1955 Postcard of Cunard R.M.S. “Franconia” with log abstracts


                           Cunard Steam-Ship Co.
R.M.S. “Franconia” Captain D.M. MacLean D.S.C., R.D., R.N.R.
             Quebec to Southampton via Le Harve


1955 August 3-12.  For each day: Miles. Lat. + Long., Weather etc.

Total of 2633 miles in 7days 15 hrs 54 min., avg. speed 14.32 knots.


The RMS Franconia was an ocean liner operated by the Cunard Line from 1922 to 1956. She was second of three liners named Franconia which served the Cunard Line, the others being RMS Franconia built in 1910 and the third Franconia in 1963.

In September 1939, she was requisitioned as a troopship after refitting at Liverpool. She had a collision off Malta with the armed merchant cruiser Alcantara, but was repaired in time to take part in the Norwegian campaign. On 16 June 1940, while en route to St Nazaire as part of Operation Ariel (the evacuation of the Second British Expeditionary Force from France), she was damaged by near-misses from German bombs and was escorted back to Liverpool for repairs.

In 1945 she was used as a headquarters ship for Winston Churchill and the British delegation at the Yalta Conference.  

Franconia was returned to Cunard in June 1948 and was refitted on Clydeside; finally resuming passenger service on 2 June 1949 on the Liverpool to Quebec and Liverpool to Halifax routes.In this role, Franconia brought many postwar immigrants and refugees to Canada. The Franconia was retired in 1956 with her fleetmate RMS Ascania.

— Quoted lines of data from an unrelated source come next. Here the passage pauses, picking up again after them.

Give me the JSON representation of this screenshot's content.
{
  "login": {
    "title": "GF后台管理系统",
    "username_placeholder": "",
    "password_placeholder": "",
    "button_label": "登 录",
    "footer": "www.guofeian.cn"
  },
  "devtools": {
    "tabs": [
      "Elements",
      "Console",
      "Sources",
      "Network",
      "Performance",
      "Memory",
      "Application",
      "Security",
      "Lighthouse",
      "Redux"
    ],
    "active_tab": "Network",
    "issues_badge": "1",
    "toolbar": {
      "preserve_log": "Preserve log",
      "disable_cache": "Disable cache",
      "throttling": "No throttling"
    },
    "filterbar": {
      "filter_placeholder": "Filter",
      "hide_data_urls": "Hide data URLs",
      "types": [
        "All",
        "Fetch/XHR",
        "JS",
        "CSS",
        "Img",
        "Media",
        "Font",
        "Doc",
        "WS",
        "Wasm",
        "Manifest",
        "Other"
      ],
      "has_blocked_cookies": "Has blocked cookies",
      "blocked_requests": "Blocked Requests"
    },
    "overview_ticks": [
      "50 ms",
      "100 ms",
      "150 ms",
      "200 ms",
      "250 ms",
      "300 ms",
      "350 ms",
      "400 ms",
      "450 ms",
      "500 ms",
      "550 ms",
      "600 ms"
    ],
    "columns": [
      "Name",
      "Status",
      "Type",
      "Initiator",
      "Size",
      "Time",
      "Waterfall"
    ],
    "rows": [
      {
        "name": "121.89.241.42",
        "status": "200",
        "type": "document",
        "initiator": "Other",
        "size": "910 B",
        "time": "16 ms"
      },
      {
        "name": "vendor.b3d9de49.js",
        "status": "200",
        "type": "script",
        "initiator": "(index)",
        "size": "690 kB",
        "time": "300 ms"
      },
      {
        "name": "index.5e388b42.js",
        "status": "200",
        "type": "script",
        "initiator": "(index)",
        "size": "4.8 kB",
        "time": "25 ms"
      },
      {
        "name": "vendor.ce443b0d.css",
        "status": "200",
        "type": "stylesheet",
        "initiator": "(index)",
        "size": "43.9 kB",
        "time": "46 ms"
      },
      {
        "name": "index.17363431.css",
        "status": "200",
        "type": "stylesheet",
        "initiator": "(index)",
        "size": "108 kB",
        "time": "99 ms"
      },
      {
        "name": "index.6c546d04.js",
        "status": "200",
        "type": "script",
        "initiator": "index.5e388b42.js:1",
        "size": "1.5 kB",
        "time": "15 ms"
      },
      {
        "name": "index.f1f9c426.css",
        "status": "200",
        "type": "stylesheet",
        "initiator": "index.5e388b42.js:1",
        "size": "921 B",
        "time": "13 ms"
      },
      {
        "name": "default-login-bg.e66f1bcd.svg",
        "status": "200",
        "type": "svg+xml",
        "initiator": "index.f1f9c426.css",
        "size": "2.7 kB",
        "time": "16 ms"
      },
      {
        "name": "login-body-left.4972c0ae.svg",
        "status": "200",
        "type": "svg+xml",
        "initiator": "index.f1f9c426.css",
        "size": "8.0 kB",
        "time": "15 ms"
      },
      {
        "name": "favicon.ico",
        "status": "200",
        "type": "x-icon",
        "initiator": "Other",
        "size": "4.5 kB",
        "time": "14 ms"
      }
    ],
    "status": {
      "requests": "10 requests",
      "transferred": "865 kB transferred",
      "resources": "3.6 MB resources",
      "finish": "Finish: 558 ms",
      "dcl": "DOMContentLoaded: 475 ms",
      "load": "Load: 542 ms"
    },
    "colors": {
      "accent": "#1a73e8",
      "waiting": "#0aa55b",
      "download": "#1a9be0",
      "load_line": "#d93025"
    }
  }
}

Fraconia's pre-war around-the-world cruises and distinguished wartime service made her a popular name within Cunard so in 1963, RMS Ivernia was renamed Franconia to continue the name within the company. In recognition of her important Canadian immigration role, Cunard Line gave the builder's model of Franconia to the Maritime Museum of the Atlantic in Halifax, Nova Scotia.